Yaxx doesn’t make money from reselling bandwidth like his cousin Usman. Instead, he will act as an organizer for the network — helping people install antennas and being there if something goes wrong. He earns a monthly subscription fee for this work from every router on the network. He also helps coordinate and partner with other local people who want to become relays or gateways, like Usman.
This network runs on Dai, a stablecoin developed by MakerDAO. This is a type of cryptocurrency that always stays equal to the US dollar, eliminating the volatility that has kept cryptocurrencies like Bitcoin from being used in everyday commerce. People will be able to buy Dai directly on their home router dashboards to pay for service, or they could buy Dai in local stores with cash. “Althea’s networks are exactly the kind of real-world, empowering systems where we believe Dai can truly make a difference. We are excited to continue to build out bandwidth networks with Althea in places that deserve better infrastructure,” remarks Greg DiPrisco, head of business development at MakerDAO.

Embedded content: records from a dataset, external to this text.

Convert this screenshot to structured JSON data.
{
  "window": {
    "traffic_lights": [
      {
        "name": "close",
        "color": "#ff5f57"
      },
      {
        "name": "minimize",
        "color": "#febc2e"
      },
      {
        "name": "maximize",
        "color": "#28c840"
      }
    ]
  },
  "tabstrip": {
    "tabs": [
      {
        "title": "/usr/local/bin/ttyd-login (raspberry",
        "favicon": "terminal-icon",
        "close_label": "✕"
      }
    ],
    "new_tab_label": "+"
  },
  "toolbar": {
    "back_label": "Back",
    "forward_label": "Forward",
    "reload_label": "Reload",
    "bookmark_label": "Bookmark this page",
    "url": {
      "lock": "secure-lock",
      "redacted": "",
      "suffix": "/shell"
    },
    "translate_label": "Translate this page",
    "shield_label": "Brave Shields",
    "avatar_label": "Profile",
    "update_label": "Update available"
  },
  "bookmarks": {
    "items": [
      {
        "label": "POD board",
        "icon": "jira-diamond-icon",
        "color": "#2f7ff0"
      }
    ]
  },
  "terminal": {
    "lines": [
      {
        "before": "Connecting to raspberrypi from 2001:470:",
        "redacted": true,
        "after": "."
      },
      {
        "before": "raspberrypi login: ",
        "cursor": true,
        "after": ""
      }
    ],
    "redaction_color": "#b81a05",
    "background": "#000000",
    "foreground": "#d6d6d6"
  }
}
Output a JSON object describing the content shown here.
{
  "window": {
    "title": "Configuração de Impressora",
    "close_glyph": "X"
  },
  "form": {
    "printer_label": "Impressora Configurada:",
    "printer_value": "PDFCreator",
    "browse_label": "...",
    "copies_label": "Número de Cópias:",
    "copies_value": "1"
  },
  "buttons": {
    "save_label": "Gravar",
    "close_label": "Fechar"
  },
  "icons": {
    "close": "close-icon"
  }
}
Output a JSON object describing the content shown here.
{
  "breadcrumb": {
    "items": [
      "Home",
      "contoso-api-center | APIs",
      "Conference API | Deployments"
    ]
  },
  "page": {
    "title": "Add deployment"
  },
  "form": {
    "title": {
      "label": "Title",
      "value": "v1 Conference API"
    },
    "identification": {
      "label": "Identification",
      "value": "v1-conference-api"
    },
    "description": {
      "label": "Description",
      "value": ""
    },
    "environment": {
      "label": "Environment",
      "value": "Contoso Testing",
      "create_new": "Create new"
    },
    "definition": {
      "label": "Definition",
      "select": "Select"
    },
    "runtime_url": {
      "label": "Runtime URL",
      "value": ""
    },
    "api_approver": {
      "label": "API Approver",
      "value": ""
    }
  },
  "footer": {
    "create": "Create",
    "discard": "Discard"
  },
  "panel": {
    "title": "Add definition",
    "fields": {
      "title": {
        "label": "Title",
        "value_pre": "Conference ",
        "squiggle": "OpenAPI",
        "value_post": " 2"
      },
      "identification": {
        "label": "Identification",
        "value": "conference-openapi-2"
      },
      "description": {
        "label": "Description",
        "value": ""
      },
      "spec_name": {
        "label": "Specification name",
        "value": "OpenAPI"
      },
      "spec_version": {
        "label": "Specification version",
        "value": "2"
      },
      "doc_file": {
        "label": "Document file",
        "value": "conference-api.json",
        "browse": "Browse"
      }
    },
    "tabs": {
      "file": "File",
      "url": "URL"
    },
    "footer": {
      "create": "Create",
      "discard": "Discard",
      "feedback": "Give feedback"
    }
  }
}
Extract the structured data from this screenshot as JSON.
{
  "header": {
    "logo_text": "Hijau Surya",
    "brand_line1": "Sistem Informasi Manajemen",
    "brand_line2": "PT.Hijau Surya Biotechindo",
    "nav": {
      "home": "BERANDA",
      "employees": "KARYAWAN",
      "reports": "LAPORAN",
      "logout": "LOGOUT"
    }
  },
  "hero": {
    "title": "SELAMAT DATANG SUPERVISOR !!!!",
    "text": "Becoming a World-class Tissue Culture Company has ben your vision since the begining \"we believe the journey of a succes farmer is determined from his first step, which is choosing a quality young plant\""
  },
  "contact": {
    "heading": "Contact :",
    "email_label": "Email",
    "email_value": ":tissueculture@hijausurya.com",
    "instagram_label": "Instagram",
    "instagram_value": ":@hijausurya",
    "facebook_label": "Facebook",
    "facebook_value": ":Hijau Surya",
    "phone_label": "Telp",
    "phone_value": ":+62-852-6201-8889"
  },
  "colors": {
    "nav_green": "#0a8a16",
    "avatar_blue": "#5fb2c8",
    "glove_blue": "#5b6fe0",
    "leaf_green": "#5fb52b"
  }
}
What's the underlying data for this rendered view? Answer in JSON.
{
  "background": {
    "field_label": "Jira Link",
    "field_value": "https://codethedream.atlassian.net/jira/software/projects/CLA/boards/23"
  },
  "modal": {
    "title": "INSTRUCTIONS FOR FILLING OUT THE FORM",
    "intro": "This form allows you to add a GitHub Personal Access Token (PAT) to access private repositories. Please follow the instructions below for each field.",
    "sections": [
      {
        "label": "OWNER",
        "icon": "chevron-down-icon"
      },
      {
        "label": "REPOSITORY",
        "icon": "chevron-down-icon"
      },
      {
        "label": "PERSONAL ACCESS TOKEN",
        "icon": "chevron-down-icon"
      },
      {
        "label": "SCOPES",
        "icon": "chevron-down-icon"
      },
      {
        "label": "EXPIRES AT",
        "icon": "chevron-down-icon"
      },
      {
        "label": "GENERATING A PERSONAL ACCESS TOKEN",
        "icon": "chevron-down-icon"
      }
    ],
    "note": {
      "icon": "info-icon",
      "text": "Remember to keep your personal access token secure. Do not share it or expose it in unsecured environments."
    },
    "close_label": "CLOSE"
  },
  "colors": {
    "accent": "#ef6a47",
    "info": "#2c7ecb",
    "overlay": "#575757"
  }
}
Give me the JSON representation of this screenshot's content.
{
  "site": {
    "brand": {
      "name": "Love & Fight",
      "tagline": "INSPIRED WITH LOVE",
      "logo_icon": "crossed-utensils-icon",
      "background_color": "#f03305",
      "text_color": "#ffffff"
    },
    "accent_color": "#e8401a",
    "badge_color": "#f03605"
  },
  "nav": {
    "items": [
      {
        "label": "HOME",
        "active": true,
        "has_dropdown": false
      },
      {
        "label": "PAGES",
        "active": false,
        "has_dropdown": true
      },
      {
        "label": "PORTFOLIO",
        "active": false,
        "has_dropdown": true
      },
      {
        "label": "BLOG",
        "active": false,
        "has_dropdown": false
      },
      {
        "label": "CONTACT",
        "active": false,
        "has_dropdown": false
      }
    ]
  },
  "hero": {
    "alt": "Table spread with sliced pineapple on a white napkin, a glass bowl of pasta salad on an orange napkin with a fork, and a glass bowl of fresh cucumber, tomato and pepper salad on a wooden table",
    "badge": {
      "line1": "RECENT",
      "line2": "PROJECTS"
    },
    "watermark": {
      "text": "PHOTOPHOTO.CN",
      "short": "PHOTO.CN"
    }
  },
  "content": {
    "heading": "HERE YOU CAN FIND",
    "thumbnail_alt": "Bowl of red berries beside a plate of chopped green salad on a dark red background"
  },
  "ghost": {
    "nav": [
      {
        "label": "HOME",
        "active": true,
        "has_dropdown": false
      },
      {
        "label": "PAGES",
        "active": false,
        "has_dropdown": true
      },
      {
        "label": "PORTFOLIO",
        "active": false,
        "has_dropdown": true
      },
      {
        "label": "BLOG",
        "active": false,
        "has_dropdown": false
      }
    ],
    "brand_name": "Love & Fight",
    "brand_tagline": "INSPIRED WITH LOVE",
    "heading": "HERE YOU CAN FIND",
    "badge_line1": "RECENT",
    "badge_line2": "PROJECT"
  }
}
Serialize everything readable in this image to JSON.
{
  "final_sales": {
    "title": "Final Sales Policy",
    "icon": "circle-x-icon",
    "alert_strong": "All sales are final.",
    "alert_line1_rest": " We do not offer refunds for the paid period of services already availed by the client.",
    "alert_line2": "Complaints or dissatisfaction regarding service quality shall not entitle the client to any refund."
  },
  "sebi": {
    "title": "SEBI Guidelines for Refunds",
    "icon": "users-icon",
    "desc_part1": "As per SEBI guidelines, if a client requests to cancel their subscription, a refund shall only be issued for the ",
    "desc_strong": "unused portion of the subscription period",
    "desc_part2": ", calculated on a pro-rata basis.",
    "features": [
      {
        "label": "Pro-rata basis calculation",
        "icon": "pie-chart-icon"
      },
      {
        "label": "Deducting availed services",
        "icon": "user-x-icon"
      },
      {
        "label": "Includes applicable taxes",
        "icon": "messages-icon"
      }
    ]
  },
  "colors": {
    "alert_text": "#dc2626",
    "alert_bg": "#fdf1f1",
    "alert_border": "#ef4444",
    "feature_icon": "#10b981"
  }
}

Big telecom monopolies dominate the internet landscape in Nigeria, keeping prices high and much of the population without access. Here, only 46 percent of the country are internet users and most of that usage is via cellular carriers, providing less than 1Mbps with prices around $3 a GB.
Having affordable, fixed internet access at home will transform people’s lives here in Abuja. Everyone in the family will have much better access to educational and economic opportunities. Businesses will be able to sell and ship products online. Hospitals and medical centers will have access to more knowledge and expertise. Using Dai to buy and sell bandwidth will quickly become the new normal here, and as the network expands in this internet vacuum, the new normal throughout Abuja, Lagos and all of Nigeria.